═════ GIVEN ENTRIES

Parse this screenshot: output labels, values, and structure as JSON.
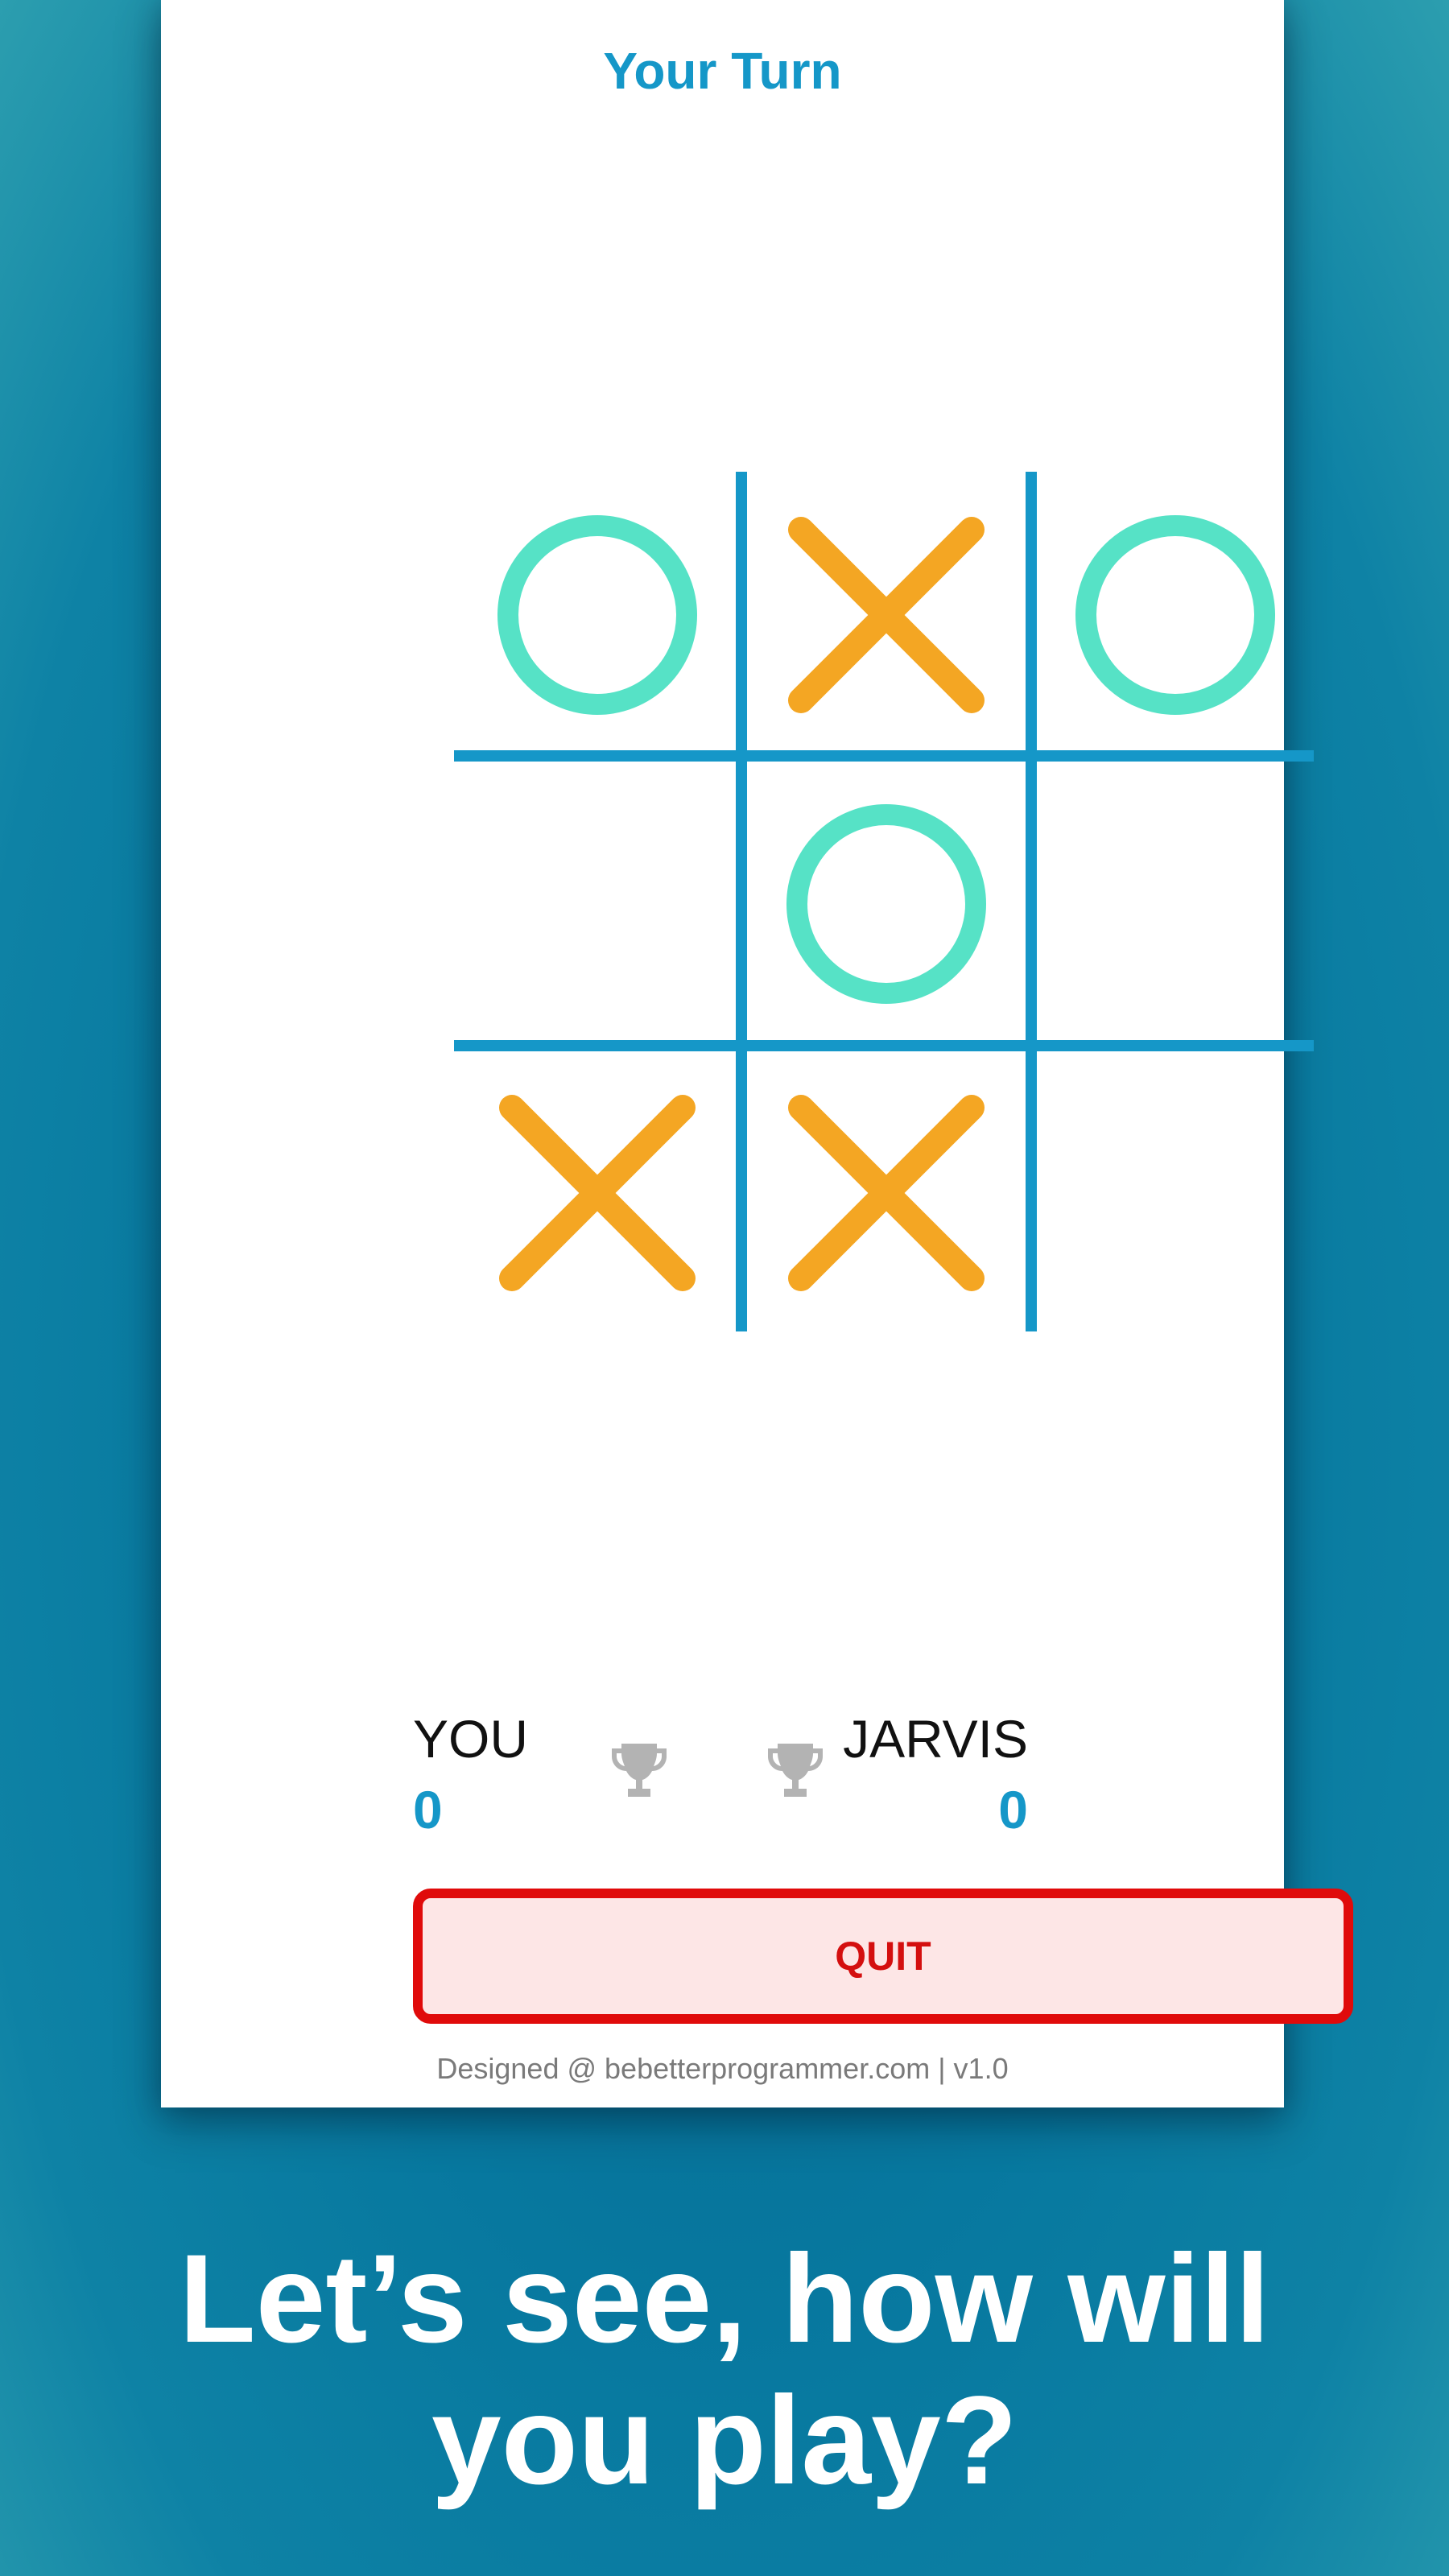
{
  "status": {
    "turn_label": "Your Turn"
  },
  "board": {
    "cells": [
      "O",
      "X",
      "O",
      "",
      "O",
      "",
      "X",
      "X",
      ""
    ],
    "colors": {
      "grid": "#1597c8",
      "x_mark": "#f4a623",
      "o_mark": "#56e2c6"
    }
  },
  "scoreboard": {
    "player_name": "YOU",
    "player_score": "0",
    "opponent_name": "JARVIS",
    "opponent_score": "0",
    "trophy_icon": "trophy-icon",
    "trophy_color": "#b3b3b3"
  },
  "actions": {
    "quit_label": "QUIT"
  },
  "footer": {
    "credit": "Designed @ bebetterprogrammer.com | v1.0"
  },
  "promo": {
    "line1": "Let’s see, how will",
    "line2": "you play?"
  }
}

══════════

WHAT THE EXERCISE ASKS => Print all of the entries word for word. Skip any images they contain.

YOUR RESPONSE =>
Parse this screenshot: output labels, values, and structure as JSON.
{
  "status": {
    "turn_label": "Your Turn"
  },
  "board": {
    "cells": [
      "O",
      "X",
      "O",
      "",
      "O",
      "",
      "X",
      "X",
      ""
    ],
    "colors": {
      "grid": "#1597c8",
      "x_mark": "#f4a623",
      "o_mark": "#56e2c6"
    }
  },
  "scoreboard": {
    "player_name": "YOU",
    "player_score": "0",
    "opponent_name": "JARVIS",
    "opponent_score": "0",
    "trophy_icon": "trophy-icon",
    "trophy_color": "#b3b3b3"
  },
  "actions": {
    "quit_label": "QUIT"
  },
  "footer": {
    "credit": "Designed @ bebetterprogrammer.com | v1.0"
  },
  "promo": {
    "line1": "Let’s see, how will",
    "line2": "you play?"
  }
}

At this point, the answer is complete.